What is proactive policing?
While reactive and traditional policing is the act of responding to a crime after it’s been committed, proactive policing is a method of seeking out and deterring crime before it occurs through police presence and show of force. A commonly cited example of proactive policing is “stop-and-frisk”, which is the practice of detaining, questioning and/or searching any civilian on the street for weapons or other contraband. Proactive policing is also the practice of increasing police presence in certain areas to send a message to the public - we are here and we are watching you. Proactive policing relies on the assumption of potential guilt, which is contrary to one of our most basic democratic principles of justice -- that citizens are innocent until proven guilty.
Does it work?
It’s hard to say. It might, but not without significant consequences.
A recent opinion piece on CNN from an American law enforcement analyst and retired FBI agent who mostly worked in New York City stated that “studies [on proactive policing] have provided evidence they can prevent or reduce crime.” Yet, an analysis by the Washington Post found that, while major felonies declined in New York City from 2002 through 2013 (when stop-and-frisk was implemented by the mayor), the reduction did not correspond to the increase in stops by police. According to Washington Post, “crime has continued to fall since a federal judge deemed the practice an unconstitutional violation of civil rights in 2013.”
An analysis by the New York City Civil Liberties Union showed that, at the height of stop-and-frisk in NYC in 2011, over 685,000 citizens were stopped. Nearly 9 out of 10 stopped-and-frisked New Yorkers have been completely innocent. And racialized people continue to be the overwhelming target of this practice.
What are the consequences in the Calgary context?
A proactive policing approach in Calgary would see an increase in patrols in high-crime areas like downtown and the northeast -- where there is a high percentage of racialized and/or marginalized people, many of whom are criminalised and excluded from participation in high paying jobs. This will inevitably lead to an increase in racial profiling of innocent civilians, and erode any sense of trust and community belonging amongst those civilians. Increased police presence and force sends a clear message to these communities, and especially impressionable youth, that there is something wrong with them and they do not belong here. When people feel ostracized from the community, or that they don’t belong there, they lose any sense of responsibility to that community, including keeping it safe. Why would anyone be concerned with a community that is actively telling them they are unwelcome and under suspicion?
This will also add to the already highly disproportionate numbers of Indigenous and Black people in correctional facilities. The initial instance of incarceration often leads to cyclical involvement in the justice system and extreme social inequality. Regardless of the work one has done to make up for a past crime, that criminal record will be a constant barrier to employment, housing, education and other necessities to lift oneself out of this cycle. Ongoing probation continues to send a message to criminalized people: we do not trust you. Add on increased police presence to this cycle and the message is clear: you are not to be trusted. So, why would people are told they are criminals trust the very people who keep telling them they are criminal?
Why does crime happen in the first place?
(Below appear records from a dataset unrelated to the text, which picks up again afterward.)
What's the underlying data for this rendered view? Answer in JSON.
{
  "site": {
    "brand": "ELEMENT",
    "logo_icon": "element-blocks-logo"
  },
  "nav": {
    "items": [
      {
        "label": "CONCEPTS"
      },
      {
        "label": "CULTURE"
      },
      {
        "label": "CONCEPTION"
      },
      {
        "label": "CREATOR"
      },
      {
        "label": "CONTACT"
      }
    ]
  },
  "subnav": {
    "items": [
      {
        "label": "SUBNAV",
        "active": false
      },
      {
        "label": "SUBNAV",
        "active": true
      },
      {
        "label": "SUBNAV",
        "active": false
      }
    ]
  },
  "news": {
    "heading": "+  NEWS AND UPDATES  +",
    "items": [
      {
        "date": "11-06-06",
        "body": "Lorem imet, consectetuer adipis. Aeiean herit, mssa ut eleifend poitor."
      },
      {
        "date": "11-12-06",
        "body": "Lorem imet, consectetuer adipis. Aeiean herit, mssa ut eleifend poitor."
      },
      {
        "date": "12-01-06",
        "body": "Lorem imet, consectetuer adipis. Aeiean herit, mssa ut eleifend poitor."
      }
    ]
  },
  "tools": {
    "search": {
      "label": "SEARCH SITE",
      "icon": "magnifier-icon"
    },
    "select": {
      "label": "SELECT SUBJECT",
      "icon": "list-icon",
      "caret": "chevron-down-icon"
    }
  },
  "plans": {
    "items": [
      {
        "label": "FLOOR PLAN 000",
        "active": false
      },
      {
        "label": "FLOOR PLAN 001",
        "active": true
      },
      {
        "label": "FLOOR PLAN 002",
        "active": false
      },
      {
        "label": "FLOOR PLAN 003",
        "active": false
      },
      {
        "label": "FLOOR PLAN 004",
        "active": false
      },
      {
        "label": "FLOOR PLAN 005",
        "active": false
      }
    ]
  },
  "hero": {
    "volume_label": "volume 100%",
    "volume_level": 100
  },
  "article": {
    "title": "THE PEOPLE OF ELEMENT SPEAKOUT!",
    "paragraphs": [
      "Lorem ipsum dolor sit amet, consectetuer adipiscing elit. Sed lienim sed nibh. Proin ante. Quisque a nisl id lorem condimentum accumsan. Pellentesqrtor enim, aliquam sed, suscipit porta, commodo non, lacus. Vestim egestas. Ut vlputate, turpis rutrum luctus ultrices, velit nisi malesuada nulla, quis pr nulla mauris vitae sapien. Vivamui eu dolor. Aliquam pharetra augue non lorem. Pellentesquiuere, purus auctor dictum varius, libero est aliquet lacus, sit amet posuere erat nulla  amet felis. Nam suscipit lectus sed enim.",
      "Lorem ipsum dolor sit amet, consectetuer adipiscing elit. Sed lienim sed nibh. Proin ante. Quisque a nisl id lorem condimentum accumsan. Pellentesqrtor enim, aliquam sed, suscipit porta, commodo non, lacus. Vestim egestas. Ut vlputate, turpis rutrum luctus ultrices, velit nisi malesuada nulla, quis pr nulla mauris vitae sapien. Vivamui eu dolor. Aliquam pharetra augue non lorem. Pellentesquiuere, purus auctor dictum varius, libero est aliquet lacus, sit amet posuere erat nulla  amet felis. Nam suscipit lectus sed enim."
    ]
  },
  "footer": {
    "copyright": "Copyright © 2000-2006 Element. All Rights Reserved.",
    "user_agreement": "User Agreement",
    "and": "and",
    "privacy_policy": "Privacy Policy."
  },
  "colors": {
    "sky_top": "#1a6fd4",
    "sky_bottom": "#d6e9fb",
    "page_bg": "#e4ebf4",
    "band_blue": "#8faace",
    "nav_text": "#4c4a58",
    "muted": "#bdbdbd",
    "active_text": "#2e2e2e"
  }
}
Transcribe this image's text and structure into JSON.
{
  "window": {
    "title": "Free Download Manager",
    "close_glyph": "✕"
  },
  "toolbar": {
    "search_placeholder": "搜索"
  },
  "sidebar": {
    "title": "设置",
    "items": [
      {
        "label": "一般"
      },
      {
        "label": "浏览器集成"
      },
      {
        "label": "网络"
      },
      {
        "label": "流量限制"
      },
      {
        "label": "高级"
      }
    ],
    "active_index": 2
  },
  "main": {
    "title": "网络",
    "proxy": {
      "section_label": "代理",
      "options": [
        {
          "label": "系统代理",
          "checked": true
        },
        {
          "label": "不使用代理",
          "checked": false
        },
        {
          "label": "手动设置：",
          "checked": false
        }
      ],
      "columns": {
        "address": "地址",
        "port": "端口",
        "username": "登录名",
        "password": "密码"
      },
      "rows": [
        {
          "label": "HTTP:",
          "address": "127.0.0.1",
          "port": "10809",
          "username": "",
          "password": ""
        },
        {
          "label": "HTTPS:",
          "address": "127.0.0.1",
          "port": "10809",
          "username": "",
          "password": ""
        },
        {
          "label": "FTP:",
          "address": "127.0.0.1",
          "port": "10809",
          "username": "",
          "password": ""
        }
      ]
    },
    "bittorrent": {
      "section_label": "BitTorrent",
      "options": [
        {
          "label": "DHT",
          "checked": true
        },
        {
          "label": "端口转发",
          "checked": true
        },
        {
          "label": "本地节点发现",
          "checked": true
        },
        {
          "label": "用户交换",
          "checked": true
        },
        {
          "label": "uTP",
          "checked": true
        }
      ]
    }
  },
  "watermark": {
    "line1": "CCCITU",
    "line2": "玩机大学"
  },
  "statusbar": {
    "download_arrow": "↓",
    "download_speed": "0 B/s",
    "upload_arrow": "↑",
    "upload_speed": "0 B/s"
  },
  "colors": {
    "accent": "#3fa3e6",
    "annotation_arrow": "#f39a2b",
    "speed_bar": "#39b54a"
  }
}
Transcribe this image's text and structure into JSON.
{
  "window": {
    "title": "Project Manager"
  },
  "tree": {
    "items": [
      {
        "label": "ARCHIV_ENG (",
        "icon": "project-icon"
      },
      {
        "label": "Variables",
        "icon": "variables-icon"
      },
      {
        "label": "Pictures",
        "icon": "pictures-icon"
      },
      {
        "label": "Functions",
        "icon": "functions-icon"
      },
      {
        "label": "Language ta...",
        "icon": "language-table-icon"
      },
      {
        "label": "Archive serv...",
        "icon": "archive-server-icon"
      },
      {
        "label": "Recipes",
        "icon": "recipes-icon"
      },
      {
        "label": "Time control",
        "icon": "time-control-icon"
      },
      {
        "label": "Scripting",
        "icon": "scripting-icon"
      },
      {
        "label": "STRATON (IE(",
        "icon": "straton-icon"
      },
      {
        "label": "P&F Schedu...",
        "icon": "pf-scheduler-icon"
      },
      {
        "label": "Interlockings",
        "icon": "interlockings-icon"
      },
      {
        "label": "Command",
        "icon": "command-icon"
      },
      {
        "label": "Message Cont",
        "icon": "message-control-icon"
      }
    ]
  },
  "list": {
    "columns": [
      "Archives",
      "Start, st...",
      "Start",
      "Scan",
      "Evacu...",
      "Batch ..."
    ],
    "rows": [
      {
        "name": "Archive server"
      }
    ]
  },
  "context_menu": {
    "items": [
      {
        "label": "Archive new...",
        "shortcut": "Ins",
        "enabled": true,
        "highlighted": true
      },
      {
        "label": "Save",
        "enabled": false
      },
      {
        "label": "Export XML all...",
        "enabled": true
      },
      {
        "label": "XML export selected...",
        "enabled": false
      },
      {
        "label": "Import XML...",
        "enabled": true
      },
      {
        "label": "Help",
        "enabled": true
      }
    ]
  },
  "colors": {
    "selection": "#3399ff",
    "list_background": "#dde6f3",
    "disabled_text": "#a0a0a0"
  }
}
Trauma and poverty are inextricably linked. Trauma, especially during childhood, changes the way one’s brain is wired. According to brain science, without positive interventions, this causes the brain to continue exhibiting those fight-or-flight responses which greatly increases the likelihood of criminal behaviour as an individual ages. Poverty and unemployment are also strong indicators of incarceration rates.
Racism and poverty are forms of trauma, as are negative interactions with law enforcement, especially when they are unwarranted. If increased policing results in increased trauma, it will inevitably lead to an increase in crime. It’s a self-fulfilling prophecy.
What’s the alternative?
We can effectively reduce and prevent crime without negative long-term consequences by addressing the root causes of crime such as poverty, unemployment, lack of belonging and trauma. It’s not only the more humane and just thing to do, it will actually lead to a more prosperous Calgary for all, and increased trust and engagement with police.
A percentage of the police budget must be reallocated to social programs that address the root causes of crime through an anti-racist, trauma-informed lens, rather than continuing to increase funding to the never-ending cycle of the justice system and agencies that don’t actively address systemic and interpersonal racism on a daily and operational basis.
This approach is proven to work: for example, Glasgow, Scotland's most populous city, lowered its murder rate by 50% through "smart law enforcement" combined with "programs targeted to youth, family health and other services in problem places."
This may mean that the City of Calgary needs to look at new organizations, lead by people with lived experience of, and expertise in racism, for this movement to be effective. It will be a process, rather than an overnight phenomenon. But it is necessary for the health and wellbeing of all citizens in Calgary. We know that criminalizing people does not work in the long term and “proactive policing” sends a message that certain people and certain areas of the city are not to be trusted. Let’s move Calgary forward and use a modern approach to policing that builds respect and resilience into the community we all call home.